Engineers are looking for clean energy in river and ocean currents.


Department of Energy is assisting in the funding of 11 initiatives aimed at harnessing the power of moving water.

The Department of Energy is attempting to tap into this resource by sponsoring 11 initiatives aimed at harnessing the energy of flowing water in rivers and ocean tidal currents.

The long-term goal, according to Mario Garcia-Sanz, the program's director, is to have renewable energy sources that can function 24 hours a day, seven days a week.

In an interview, he added, "That puts our technology in a very favorable position with other renewables."One reason, he noted, is that other forms of sustainable energy are constrained. The unavailability of solar energy occurs on a nightly basis. In storms, wind power is unpredictable and can be destructive. Underwater currents, on the other hand, are rather consistent, trustworthy, and predictable.Using rushing water to generate energy isn't a novel idea. Hydroelectric dams, on the other hand, come at a high expense and have a significant environmental impact. As a result, the latest generation of scientists and engineers is attempting to enhance the concept while minimizing the disadvantages.

Underwater turbine design and control, which is required to transform energy into electricity, is still in the experimental stage. For one thing, cost is a consideration — it is still far too expensive for commercial use. This qualifies it for the Advanced Research Projects Agency-Energy (ARPA-E) of the Department of Energy, whose aim is to "change what's possible" through taking risks.
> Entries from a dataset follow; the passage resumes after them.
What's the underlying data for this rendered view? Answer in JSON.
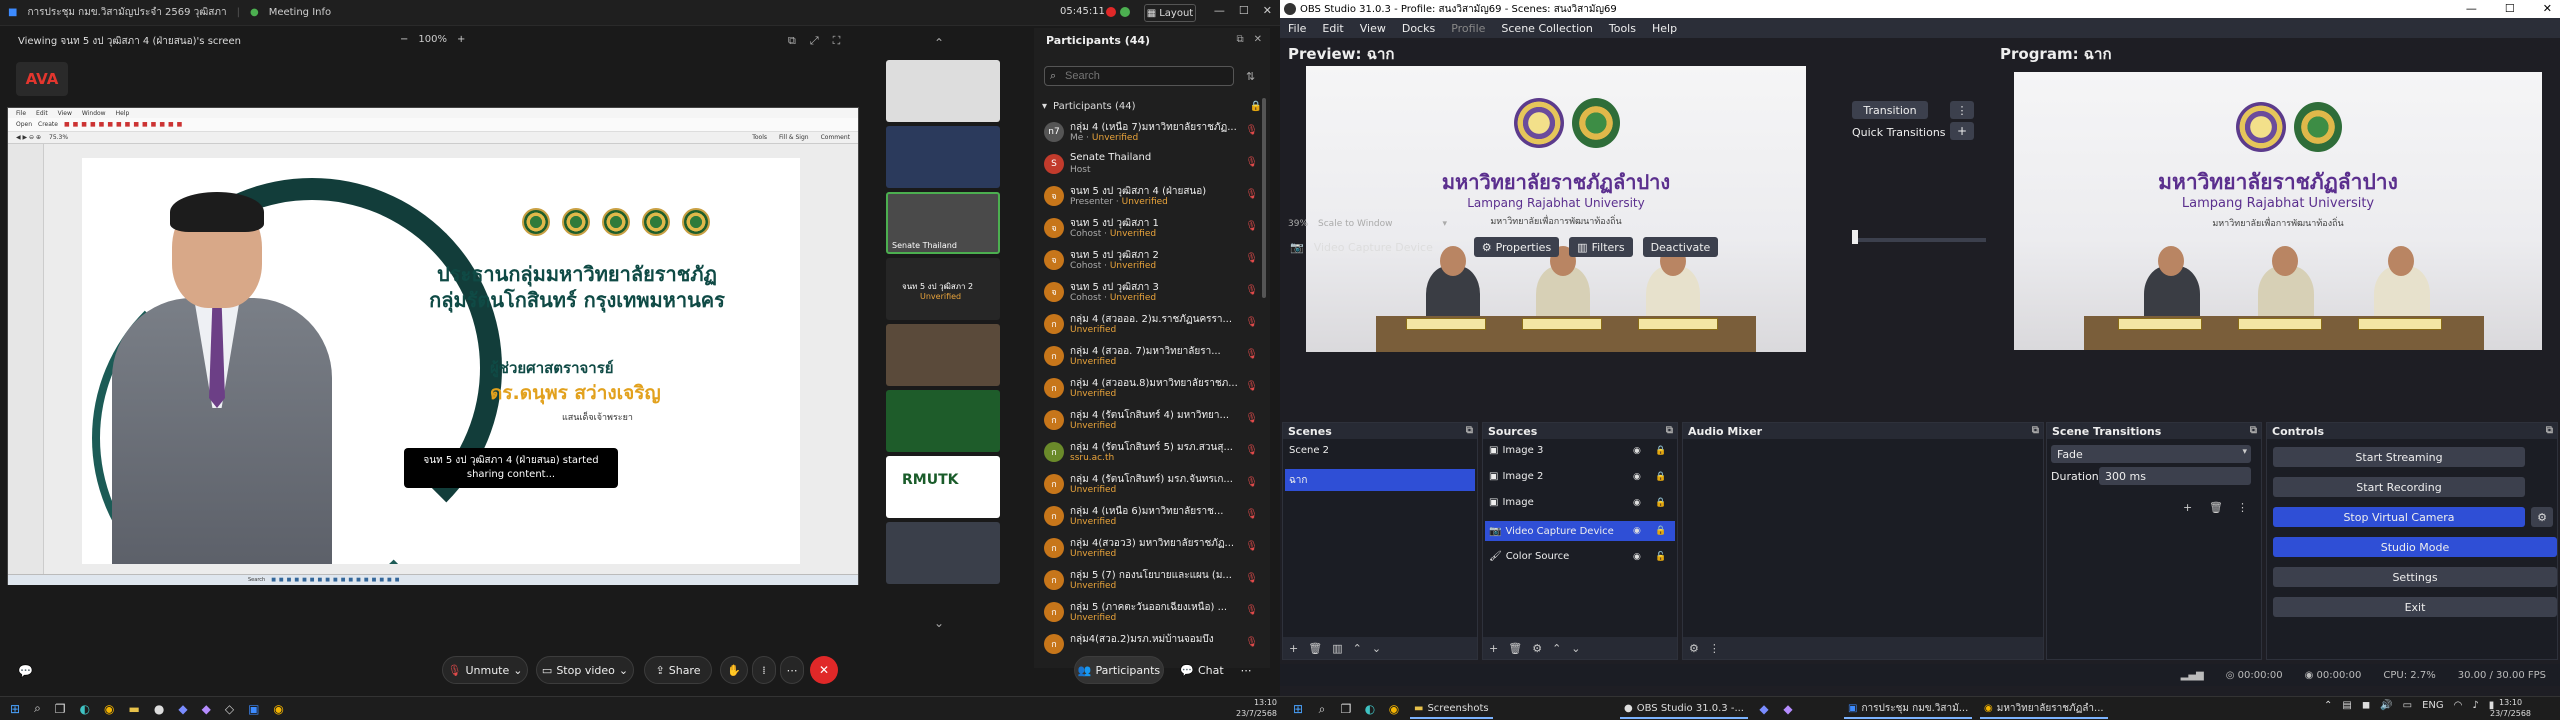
{
  "zoom": {
    "titlebar": {
      "meeting_title": "การประชุม กมข.วิสามัญประจำ 2569 วุฒิสภา",
      "meeting_info": "Meeting Info",
      "timer": "05:45:11",
      "layout_label": "Layout"
    },
    "share": {
      "viewing": "Viewing จนท 5 งป วุฒิสภา 4 (ฝ่ายสนอ)'s screen",
      "zoom_level": "100%",
      "logo_text": "AVA",
      "slide_title_1": "ประธานกลุ่มมหาวิทยาลัยราชภัฏ",
      "slide_title_2": "กลุ่มรัตนโกสินทร์ กรุงเทพมหานคร",
      "slide_sub_1": "ผู้ช่วยศาสตราจารย์",
      "slide_sub_2": "ดร.ดนุพร สว่างเจริญ",
      "slide_sub_3": "แสนเด็จเจ้าพระยา",
      "toast": "จนท 5 งป วุฒิสภา 4 (ฝ่ายสนอ) started sharing content...",
      "app_menu": [
        "File",
        "Edit",
        "View",
        "Window",
        "Help"
      ],
      "app_toolbar_open": "Open",
      "app_toolbar_create": "Create",
      "app_zoom": "75.3%",
      "app_tools": [
        "Tools",
        "Fill & Sign",
        "Comment"
      ],
      "app_search": "Search"
    },
    "thumbs": [
      {
        "label": ""
      },
      {
        "label": ""
      },
      {
        "label": "Senate Thailand"
      },
      {
        "label": "จนท 5 งป วุฒิสภา 2",
        "sub": "Unverified"
      },
      {
        "label": ""
      },
      {
        "label": ""
      },
      {
        "label": "RMUTK"
      },
      {
        "label": ""
      }
    ],
    "participants": {
      "header": "Participants (44)",
      "search_placeholder": "Search",
      "group_label": "Participants (44)",
      "rows": [
        {
          "initials": "n7",
          "name": "กลุ่ม 4 (เหนือ 7)มหาวิทยาลัยราชภัฏ...",
          "role": "Me",
          "status": "Unverified",
          "color": "#555"
        },
        {
          "initials": "S",
          "name": "Senate Thailand",
          "role": "Host",
          "status": "",
          "color": "#c23b2c"
        },
        {
          "initials": "จ",
          "name": "จนท 5 งป วุฒิสภา 4 (ฝ่ายสนอ)",
          "role": "Presenter",
          "status": "Unverified",
          "color": "#c7761a"
        },
        {
          "initials": "จ",
          "name": "จนท 5 งป วุฒิสภา 1",
          "role": "Cohost",
          "status": "Unverified",
          "color": "#c7761a"
        },
        {
          "initials": "จ",
          "name": "จนท 5 งป วุฒิสภา 2",
          "role": "Cohost",
          "status": "Unverified",
          "color": "#c7761a"
        },
        {
          "initials": "จ",
          "name": "จนท 5 งป วุฒิสภา 3",
          "role": "Cohost",
          "status": "Unverified",
          "color": "#c7761a"
        },
        {
          "initials": "ก",
          "name": "กลุ่ม 4 (สวอออ. 2)ม.ราชภัฏนครรา...",
          "role": "",
          "status": "Unverified",
          "color": "#c7761a"
        },
        {
          "initials": "ก",
          "name": "กลุ่ม 4 (สวออ. 7)มหาวิทยาลัยรา...",
          "role": "",
          "status": "Unverified",
          "color": "#c7761a"
        },
        {
          "initials": "ก",
          "name": "กลุ่ม 4 (สวออน.8)มหาวิทยาลัยราชภ...",
          "role": "",
          "status": "Unverified",
          "color": "#c7761a"
        },
        {
          "initials": "ก",
          "name": "กลุ่ม 4 (รัตนโกสินทร์ 4) มหาวิทยา...",
          "role": "",
          "status": "Unverified",
          "color": "#c7761a"
        },
        {
          "initials": "ก",
          "name": "กลุ่ม 4 (รัตนโกสินทร์ 5) มรภ.สวนสุ...",
          "role": "",
          "status": "ssru.ac.th",
          "color": "#6a8a2a"
        },
        {
          "initials": "ก",
          "name": "กลุ่ม 4 (รัตนโกสินทร์) มรภ.จันทรเก...",
          "role": "",
          "status": "Unverified",
          "color": "#c7761a"
        },
        {
          "initials": "ก",
          "name": "กลุ่ม 4 (เหนือ 6)มหาวิทยาลัยราช...",
          "role": "",
          "status": "Unverified",
          "color": "#c7761a"
        },
        {
          "initials": "ก",
          "name": "กลุ่ม 4(สวอว3) มหาวิทยาลัยราชภัฏ...",
          "role": "",
          "status": "Unverified",
          "color": "#c7761a"
        },
        {
          "initials": "ก",
          "name": "กลุ่ม 5 (7) กองนโยบายและแผน (ม...",
          "role": "",
          "status": "Unverified",
          "color": "#c7761a"
        },
        {
          "initials": "ก",
          "name": "กลุ่ม 5 (ภาคตะวันออกเฉียงเหนือ) ...",
          "role": "",
          "status": "Unverified",
          "color": "#c7761a"
        },
        {
          "initials": "ก",
          "name": "กลุ่ม4(สวอ.2)มรภ.หม่บ้านจอมบึง",
          "role": "",
          "status": "",
          "color": "#c7761a"
        }
      ]
    },
    "toolbar": {
      "unmute": "Unmute",
      "stop_video": "Stop video",
      "share": "Share",
      "participants": "Participants",
      "chat": "Chat"
    }
  },
  "obs": {
    "title": "OBS Studio 31.0.3 - Profile: สนงวิสามัญ69 - Scenes: สนงวิสามัญ69",
    "menu": [
      "File",
      "Edit",
      "View",
      "Docks",
      "Profile",
      "Scene Collection",
      "Tools",
      "Help"
    ],
    "preview_label": "Preview: ฉาก",
    "program_label": "Program: ฉาก",
    "video": {
      "thai_name": "มหาวิทยาลัยราชภัฏลำปาง",
      "eng_name": "Lampang Rajabhat University",
      "slogan": "มหาวิทยาลัยเพื่อการพัฒนาท้องถิ่น"
    },
    "transition_btn": "Transition",
    "quick_transitions": "Quick Transitions",
    "scale_percent": "39%",
    "scale_mode": "Scale to Window",
    "source_toolbar": {
      "selected_source": "Video Capture Device",
      "properties": "Properties",
      "filters": "Filters",
      "deactivate": "Deactivate"
    },
    "scenes": {
      "title": "Scenes",
      "items": [
        "Scene 2",
        "ฉาก"
      ],
      "selected": 1
    },
    "sources": {
      "title": "Sources",
      "items": [
        {
          "name": "Image 3",
          "icon": "image-icon"
        },
        {
          "name": "Image 2",
          "icon": "image-icon"
        },
        {
          "name": "Image",
          "icon": "image-icon"
        },
        {
          "name": "Video Capture Device",
          "icon": "camera-icon"
        },
        {
          "name": "Color Source",
          "icon": "brush-icon"
        }
      ],
      "selected": 3
    },
    "audio_mixer": {
      "title": "Audio Mixer"
    },
    "scene_transitions": {
      "title": "Scene Transitions",
      "type": "Fade",
      "duration_label": "Duration",
      "duration_value": "300 ms"
    },
    "controls": {
      "title": "Controls",
      "start_streaming": "Start Streaming",
      "start_recording": "Start Recording",
      "stop_virtual_camera": "Stop Virtual Camera",
      "studio_mode": "Studio Mode",
      "settings": "Settings",
      "exit": "Exit"
    },
    "status": {
      "time1": "00:00:00",
      "time2": "00:00:00",
      "cpu": "CPU: 2.7%",
      "fps": "30.00 / 30.00 FPS"
    }
  },
  "taskbar": {
    "left_clock_time": "13:10",
    "left_clock_date": "23/7/2568",
    "right_apps": [
      "Screenshots",
      "OBS Studio 31.0.3 -...",
      "การประชุม กมข.วิสามั...",
      "มหาวิทยาลัยราชภัฏลำ..."
    ],
    "tray_lang": "ENG",
    "right_clock_time": "13:10",
    "right_clock_date": "23/7/2568"
  },
  "colors": {
    "obs_accent": "#2f4fd6",
    "zoom_end": "#e02828",
    "unverified": "#e8a33b"
  }
}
In this example, ARPA-E is awarding a $38 million funding package to 11 initiatives put together by a collection of firms, colleges, and organizations in November 2020. SHARKS means for Submarine Hydrokinetic And Riverine Kilo-megawatt Systems, and it refers to the group of projects as a whole.

SHARKS is assisting in the deployment of devices such as the "Manta" and the "Tidal Power Tug."The Tidal Power Tug is designed to start with a machine on a white tubular buoy that juts out of the water. It is tethered to the seabed, but beneath it is a pylon that houses a turbine powered by what appears to be a big airplane propeller. The current spins it, and the spinning powers a generator. It connects to a shore-based power grid with the electricity it generates.

The Tidal Power Tug's purpose is to harvest electricity from the Gulf Stream as it moves from Florida to North Carolina along the US east coast. It generates a slew of gyres, or circular currents. According to Aquantis, the inventor of the Tidal Power Tug, the strategy provides the United States with "a tremendous strategic renewable energy resource in close proximity to significant population centers."

Several other experimental turbines work in the same way that kites do. The Manta, for example, is named after the way a manta ray swims. It was created with assistance from the University of California, Berkeley, by SRI International, a nonprofit scientific research institute based in Menlo Park, Calif.It has a small generator attached to the seabed that spins a spool of rope tied to a kite-like polymer-coated foam-filled inflated object as the tide drags it out. The spinning of an associated generator generates electricity, which can be fed into a local grid connection. It also has a small motor that may be used to divert the Manta, pull it back in, or deflate it if it comes into contact with a storm or a large ship.

Manta is intended to provide power to small, remote villages near rivers or tidal inlets. "There are terawatts (1 trillion watts) of untapped energy ready to be transformed into clean and renewable energy in the world's oceans, rivers, and estuaries," SRI's lead research engineer Roy Kornbluh said in a statement.

The National Renewable Energy Laboratory's group manager of water power research and development, Michael Lawson, said the lab is collaborating with four SHARK projects to develop a computer model that can forecast the performance of underwater turbines based on data from wind turbines.

According to the National Renewable Energy Laboratory (NREL), there is enough potential energy to generate 94 terawatt-hours of energy each year. That's enough to power about 9 million homes. A substantial percentage of it will come from tidal inlets. They can be waterways between the coast and barrier islands, or divides in the coast large enough to allow tidal forces to work. Cook Inlet, in Anchorage, Alaska; Puget Sound, near Seattle; and inlets in northern Maine are just a few examples.

He noted that a vast number of turbines may provide "utility-scale resources" to power large communities. He also suggested that single turbines or small groups of turbines may provide power to smaller or more remote areas. Lawson pointed out that small towns usually rely on diesel generators, which are generally costly and subsidized by the state or federal government. Underwater turbines, according energy proponents, might be both cleaner and less expensive.

So far, Europe has led the way in developing underwater turbines, but China and other Asian countries are following suit, according to Lawson. According to Garcia-Sanz of ARPA-E, the primary hurdle for undersea turbines will be the same as it was for wind turbines in the 1990s: cost.In tidal locations, the underwater turbines currently being tested can create electricity for roughly 25 cents per kilowatt-hour. To remain competitive, the projects will need to reduce the price to roughly 4 cents."At this point, it's difficult to say who will be more successful. "We only started a year ago," he explained.